I’ve never been a very adaptable person. I don’t handle change well. I am hard-wired to avoid it. When I was working, people often called me “stubborn” because I was usually the last to let go of an old philosophy or procedure. I clung to the last scrap of past practices like a drowning woman clings to a life preserver. It wasn’t stubbornness. It was sheer terror.
In the years since my retirement, I’ve thrown caution, if not to the wind, at least to the strong breeze. I plowed my way through the numerous changes involved in retiring, moving to Florida, caring for my mother, and other such challenges of life. Most of the time, I survived by closing my eyes and pretending it wasn’t happening. Kind of like a root canal. At least with the root canal, they gave me laughing gas.
Despite my best efforts, I have learned a few things about responding to change in my post retirement life.

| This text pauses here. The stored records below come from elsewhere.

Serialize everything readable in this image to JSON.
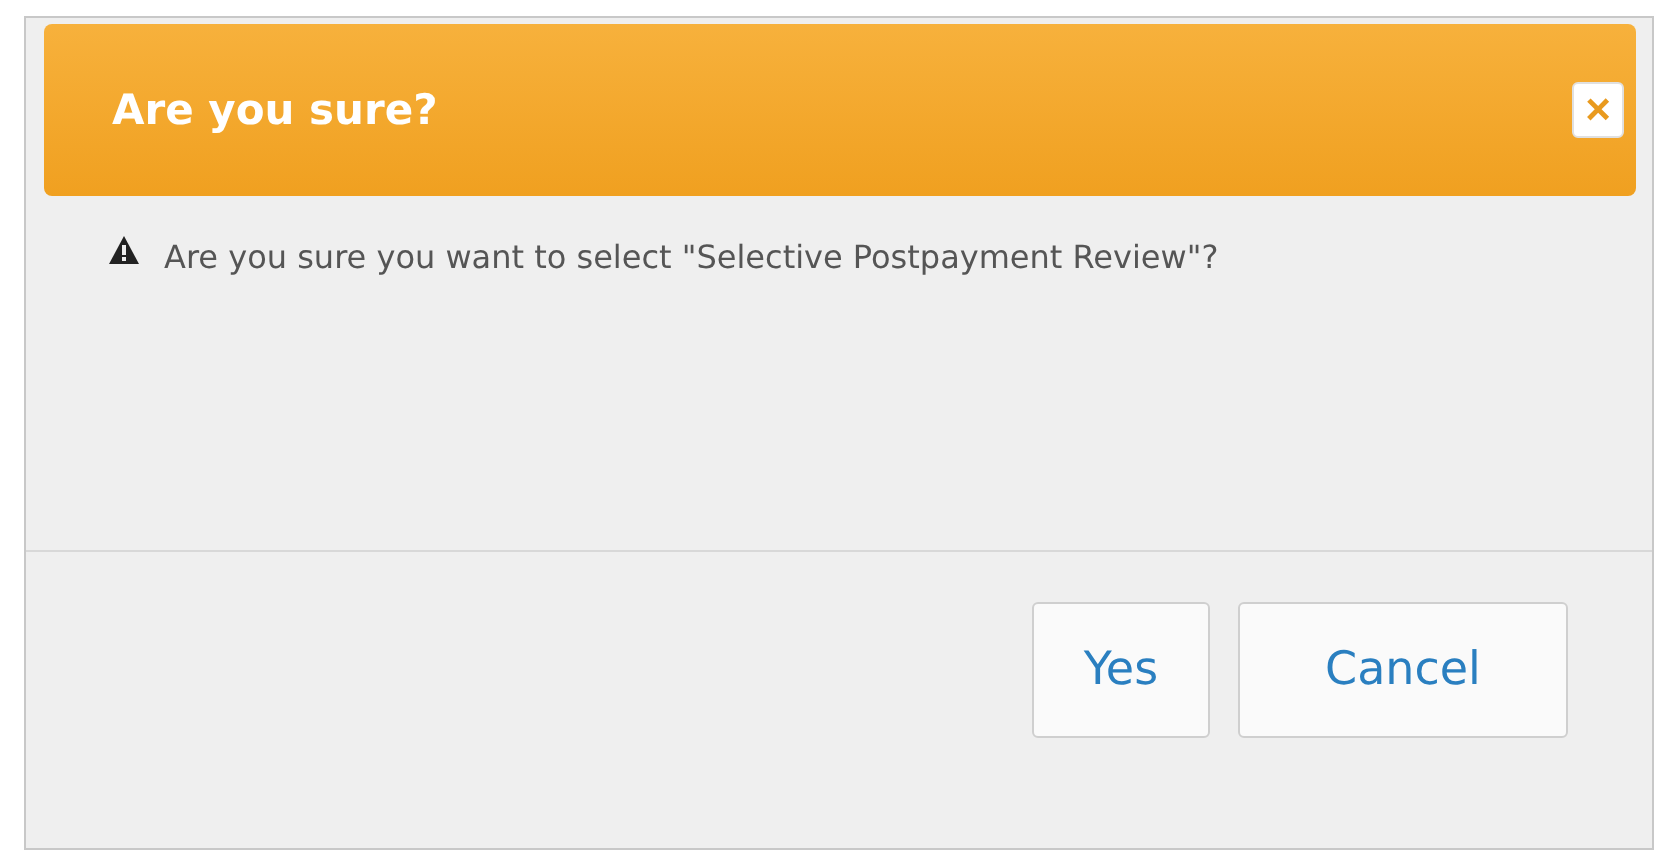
{
  "dialog": {
    "title": "Are you sure?",
    "close": "×",
    "message": "Are you sure you want to select \"Selective Postpayment Review\"?",
    "buttons": [
      "Yes",
      "Cancel"
    ]
  }
}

The other day, I experienced living proof of my increased ability to adapt. Actually, it was a bit too living, if you ask me.
I was outside spraying the weeds around my house with Round-up. This is a routine summer activity. In fact, during the summer months, spraying weeds is something like painting the Golden Gate Bridge. By the time I circle the house once, more weeds have sprouted and I could just go around again. If I didn’t call a halt to the madness, I’d be spraying perpetually. I limit myself to one circumnavigation of the house per spraying episode.

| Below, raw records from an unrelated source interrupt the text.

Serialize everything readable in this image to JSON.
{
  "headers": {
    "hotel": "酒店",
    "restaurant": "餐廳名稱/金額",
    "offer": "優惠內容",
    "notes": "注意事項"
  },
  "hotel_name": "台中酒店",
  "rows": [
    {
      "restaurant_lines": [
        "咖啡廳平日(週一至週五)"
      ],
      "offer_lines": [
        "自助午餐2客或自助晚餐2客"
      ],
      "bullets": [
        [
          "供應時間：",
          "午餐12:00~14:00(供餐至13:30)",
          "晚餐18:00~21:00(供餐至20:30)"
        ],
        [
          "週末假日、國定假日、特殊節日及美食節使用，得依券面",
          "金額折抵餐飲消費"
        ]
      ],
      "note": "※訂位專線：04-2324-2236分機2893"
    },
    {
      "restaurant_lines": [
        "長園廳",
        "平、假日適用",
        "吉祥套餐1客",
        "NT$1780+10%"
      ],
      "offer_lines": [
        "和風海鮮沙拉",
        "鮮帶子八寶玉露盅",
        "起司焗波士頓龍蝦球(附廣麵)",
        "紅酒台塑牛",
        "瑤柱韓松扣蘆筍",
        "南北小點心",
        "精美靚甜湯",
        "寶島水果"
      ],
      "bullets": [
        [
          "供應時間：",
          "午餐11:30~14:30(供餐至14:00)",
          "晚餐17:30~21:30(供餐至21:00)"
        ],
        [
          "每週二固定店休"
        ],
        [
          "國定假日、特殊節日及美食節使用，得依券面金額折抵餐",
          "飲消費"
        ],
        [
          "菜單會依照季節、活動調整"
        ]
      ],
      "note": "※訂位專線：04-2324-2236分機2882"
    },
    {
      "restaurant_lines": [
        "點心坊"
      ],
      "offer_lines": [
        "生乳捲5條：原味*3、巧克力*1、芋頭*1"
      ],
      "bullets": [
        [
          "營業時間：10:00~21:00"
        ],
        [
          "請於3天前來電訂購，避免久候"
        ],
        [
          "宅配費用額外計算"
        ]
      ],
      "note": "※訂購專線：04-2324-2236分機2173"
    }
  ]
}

What I would not call exactly routine is that I saw a snake outside our lanai. That never happened in California. In Florida, it isn’t exactly abnormal, but it is not an everyday occurrence. It happens a couple of times each year. This guy was a big fellow, though. He was about six feet long and about as big around as a garden hose. I don’t think he was a poisonous variety, but seeing any variety of snake around the house always creeped me out in the past (please see http://www.terrilabonte.com/2016/07/the-great-snake-chase/ and http://www.terrilabonte.com/2019/01/snakes-why-did-it-have-to-be-snakes/).

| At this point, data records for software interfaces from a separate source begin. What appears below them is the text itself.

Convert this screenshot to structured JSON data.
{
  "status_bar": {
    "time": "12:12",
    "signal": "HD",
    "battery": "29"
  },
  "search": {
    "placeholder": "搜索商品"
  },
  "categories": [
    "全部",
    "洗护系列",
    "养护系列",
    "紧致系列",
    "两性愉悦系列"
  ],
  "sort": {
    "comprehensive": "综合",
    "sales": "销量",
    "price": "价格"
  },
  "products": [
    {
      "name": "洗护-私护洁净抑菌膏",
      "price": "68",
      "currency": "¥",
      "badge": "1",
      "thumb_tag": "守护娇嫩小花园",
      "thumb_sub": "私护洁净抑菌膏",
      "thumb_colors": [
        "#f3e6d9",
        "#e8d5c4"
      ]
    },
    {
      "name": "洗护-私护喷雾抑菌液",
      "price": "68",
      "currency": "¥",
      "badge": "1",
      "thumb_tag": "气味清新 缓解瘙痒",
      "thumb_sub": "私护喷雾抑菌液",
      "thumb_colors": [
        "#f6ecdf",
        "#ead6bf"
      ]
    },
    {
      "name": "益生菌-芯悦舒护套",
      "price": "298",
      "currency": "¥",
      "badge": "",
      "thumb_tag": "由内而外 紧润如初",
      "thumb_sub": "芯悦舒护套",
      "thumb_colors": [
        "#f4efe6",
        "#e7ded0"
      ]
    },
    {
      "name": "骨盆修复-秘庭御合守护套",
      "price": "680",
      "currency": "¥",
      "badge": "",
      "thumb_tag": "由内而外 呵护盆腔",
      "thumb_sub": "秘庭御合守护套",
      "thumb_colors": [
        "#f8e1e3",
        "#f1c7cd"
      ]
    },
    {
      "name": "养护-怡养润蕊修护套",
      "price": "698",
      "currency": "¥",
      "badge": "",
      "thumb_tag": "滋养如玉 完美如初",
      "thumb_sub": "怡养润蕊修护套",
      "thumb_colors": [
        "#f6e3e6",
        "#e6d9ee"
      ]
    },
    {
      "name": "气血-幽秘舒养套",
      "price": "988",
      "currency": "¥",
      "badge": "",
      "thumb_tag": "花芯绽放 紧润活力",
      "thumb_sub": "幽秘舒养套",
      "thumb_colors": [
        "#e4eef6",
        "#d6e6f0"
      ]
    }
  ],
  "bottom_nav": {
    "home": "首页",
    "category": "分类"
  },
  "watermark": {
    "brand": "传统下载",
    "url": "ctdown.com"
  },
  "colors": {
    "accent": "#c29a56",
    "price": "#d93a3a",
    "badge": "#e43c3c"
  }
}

The evidence of my new adaptability is that the noise I emitted when I saw the enormous black snake was more like a startled “eek” and less like the screeching gurgle of someone whose throat has just been slit. I was immensely proud of myself when I realized the progress I’ve made on the adaptability front.
Really, though, does a more measured reaction to a snake sighting mean that I’ve learned to adapt to change? Or is it just that seeing the occasional reptile no longer constitutes “change” for me? That is a frightening thought.
I’ve always thought that “adaptability” meant “flexibility.” That may be going too far. I don’t think my “startled eek” demonstrated any Gumbyesque ability to morph effortlessly into whatever shape is necessary for survival and thrive-al. Truth be told, I’m still not very good at adjusting to new situations. Gumby and I have little in common. My approach to adaptability is more like the little boy who sculpted animals from rocks and sold them on the side of the road. A lady once marveled at one of his cute little renditions of a donkey. She asked him, “How do you make these beautiful carvings?” He replied, “I pick up a rock and chip away anything that doesn’t look like a donkey.”
That’s me. My ability to adapt is not immediate and beautiful. I don’t transform myself gracefully and fluidly and effortlessly. I just doggedly chip away the parts of me that don’t serve my new reality. The new version of me I create is fairly rough and primitive. So far, though, I seem to be able to churn out the donkeys when I need them.
What pieces of your life have you chipped away because they “don’t look like a donkey” in retirement? Please share your perspective by leaving a comment. In the alternative, you can email me at firstname.lastname@example.org.
Have a flexible day!